## PROVIDED MATERIAL
□ □ □ □
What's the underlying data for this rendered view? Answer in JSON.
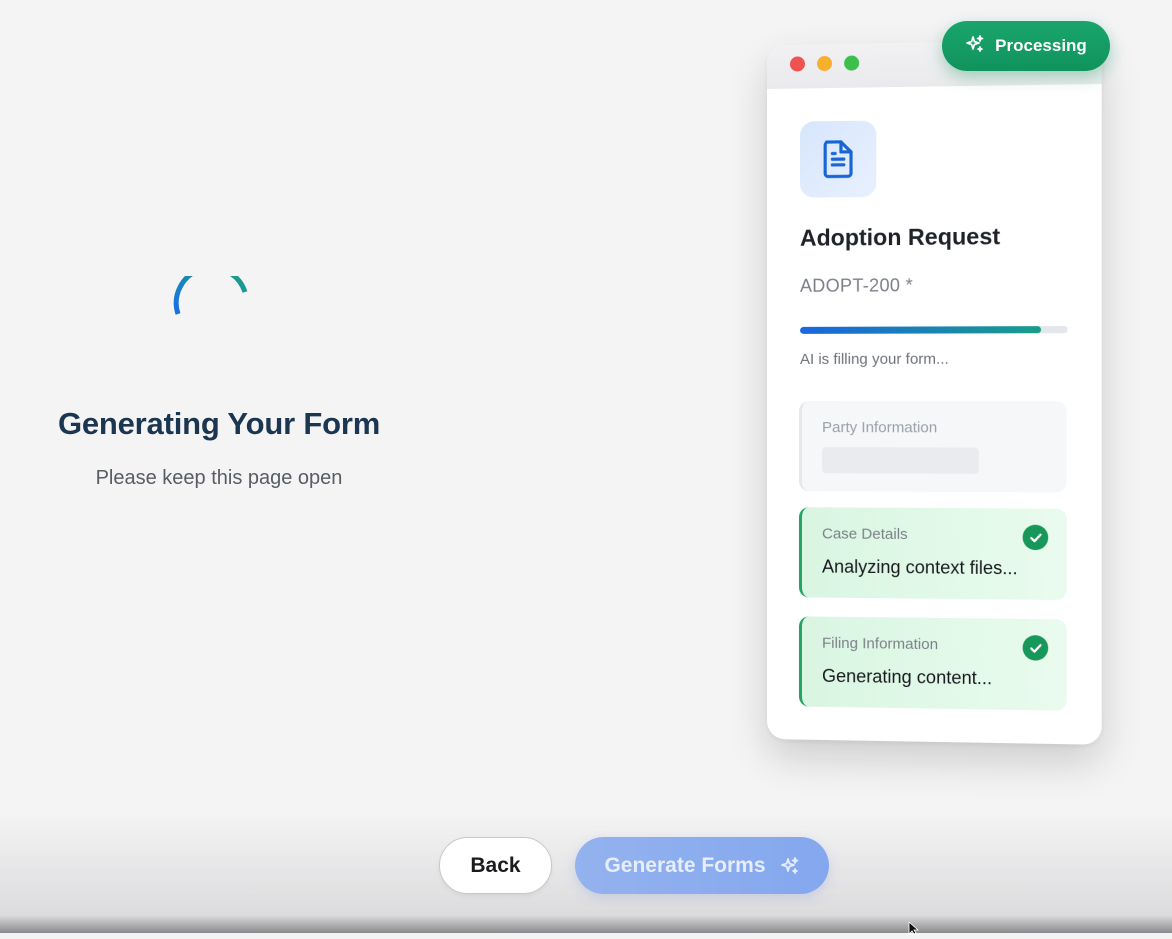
{
  "status": {
    "title": "Generating Your Form",
    "subtitle": "Please keep this page open",
    "spinner_icon": "loading-spinner-icon"
  },
  "footer": {
    "back_label": "Back",
    "generate_label": "Generate Forms",
    "generate_icon": "sparkle-icon"
  },
  "preview": {
    "processing_label": "Processing",
    "processing_icon": "sparkle-icon",
    "doc_icon": "document-icon",
    "form_title": "Adoption Request",
    "form_code": "ADOPT-200 *",
    "progress_fraction": 0.9,
    "progress_label": "AI is filling your form...",
    "sections": [
      {
        "label": "Party Information",
        "state": "pending"
      },
      {
        "label": "Case Details",
        "value": "Analyzing context files...",
        "state": "done"
      },
      {
        "label": "Filing Information",
        "value": "Generating content...",
        "state": "done"
      }
    ]
  },
  "colors": {
    "accent_green": "#10935c",
    "title_navy": "#1c3550",
    "progress_start": "#1a66e0",
    "progress_end": "#199c8a",
    "generate_button": "#8aacee"
  }
}
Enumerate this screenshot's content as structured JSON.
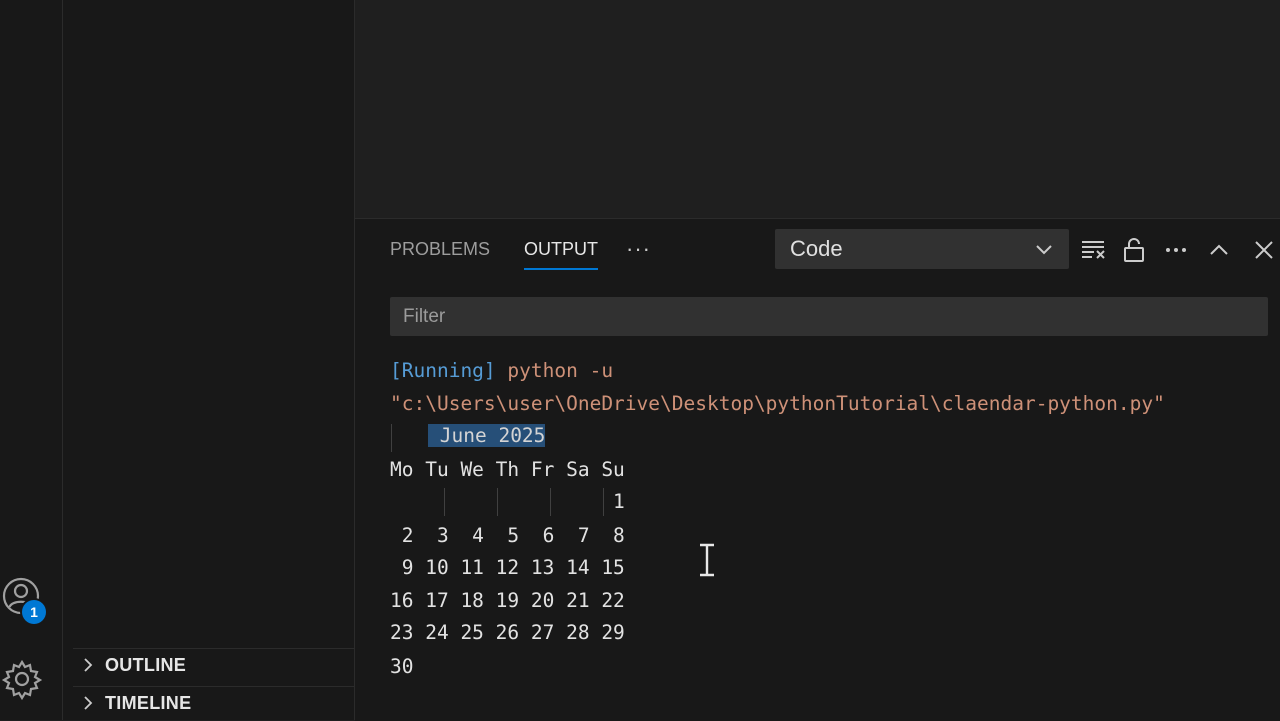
{
  "panel": {
    "tabs": [
      {
        "label": "PROBLEMS",
        "active": false
      },
      {
        "label": "OUTPUT",
        "active": true
      }
    ],
    "more_label": "···",
    "channel_select": {
      "value": "Code"
    },
    "filter_placeholder": "Filter"
  },
  "sidebar": {
    "sections": [
      {
        "label": "OUTLINE"
      },
      {
        "label": "TIMELINE"
      }
    ]
  },
  "activity_bar": {
    "account_badge": "1"
  },
  "output": {
    "running_tag": "[Running]",
    "running_cmd": "python -u",
    "script_path": "\"c:\\Users\\user\\OneDrive\\Desktop\\pythonTutorial\\claendar-python.py\"",
    "calendar": {
      "month_title": "June 2025",
      "weekday_header": "Mo Tu We Th Fr Sa Su",
      "weeks": [
        "                   1",
        " 2  3  4  5  6  7  8",
        " 9 10 11 12 13 14 15",
        "16 17 18 19 20 21 22",
        "23 24 25 26 27 28 29",
        "30"
      ]
    }
  },
  "colors": {
    "accent": "#0078d4",
    "selection": "#264f78",
    "string": "#ce9178",
    "keyword": "#569cd6"
  }
}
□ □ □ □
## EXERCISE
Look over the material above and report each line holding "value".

## SOLUTION FOR THIS TASK
        "value": "Analyzing context files...",
        "value": "Generating content...",
      "value": "Code"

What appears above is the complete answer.